|Green||using immature grapes||taste: unripe grapes, tart||Wine mixed with one shredded blade of green grass, don’t consume|
|overuse of oak in aging the wine||smell: wet wood, pine chips||Wine mixed with freshly shaved pine or oak chips|
|Mouldy||using mouldy grapes or mould in the winery||smell: mouldy||Mouldy piece of cloth (no wine required)|
|Butyric Acid||malolactic acid fermentation produces the wrong compounds||smell: spoiled Camembert cheeses, sour||spoiled Camembert cheese|
|natural yeast can take over or excessive contact with lees||smell: pronounced yeast in faulty wines, light aroma is part of good champagne and champagne method sparkling wines||Glass of champagne: not a fault in this wine|
|Mousy||Best smelled after rubbing a few drops briskly between the palms||smell: mouse or wet wool||Wet wool|
|Geranium||addition of sorbic acid to stabilize the wine before malolactic fermentation has completed can create smell||smell: flowery, geranium-like||Red wine mixed with piece of split geranium stalk|
|Filter-pad or paper||filter-pads or filtering materials in prolonged contact with wine
|smell: papery or wet cardboard, chemical
taste: may produce a chalky astringent tactile sensation in mouth
|Leave a several strips of torn cardboard to soak in the wine overnight|
|Wine Faults from Sulphur Compounds|
|Sulphur Dioxide (SO2)||too much SO2
used as a preservative in winemaking, often in cheap white wine
|smell: water from sulphur springs
taste: unpleasant prickly feeling in the throat and nose
|White wine mixed with 250 mg of sulphur dioxide|
|Hydrogen Sulphide (H2S)||yeast reduces the sulphur residue dust on grapes used to control powdery mildew to H2S or there is a nutrient deficiency in the grape juice during fermentation||smell: rotten eggs, rotten cabbage||eggs that have gone bad
Tip: you can reduce this smell somewhat by putting a well-washed penny in your glass of wine
|Mercaptan||H2S isn’t removed early enough during the fermentation and then it binds to the oxygen (the process is reversible)||smell: burnt rubber, skunky, sewage||The rubber of a hot water bottle|

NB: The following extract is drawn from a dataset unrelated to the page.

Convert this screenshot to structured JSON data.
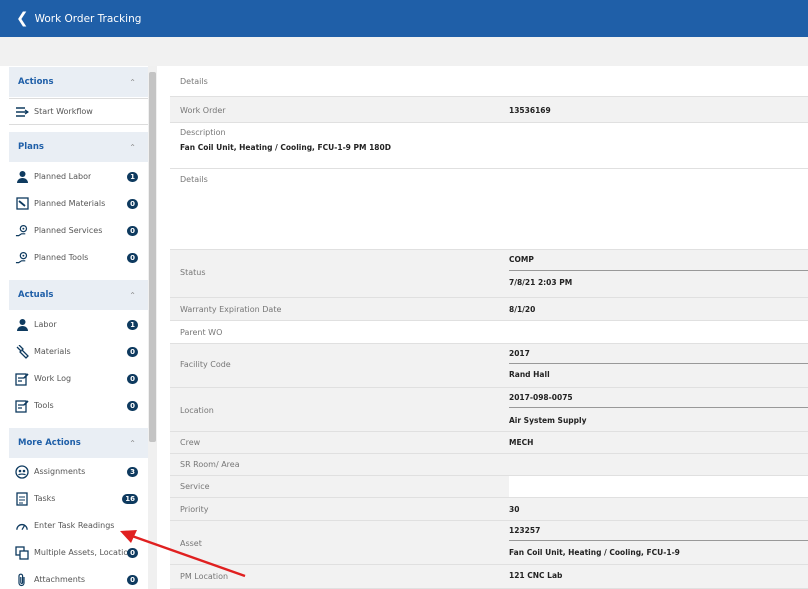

© 2013 by Natalie MacLean at www.nataliemaclean.com. All rights reserved.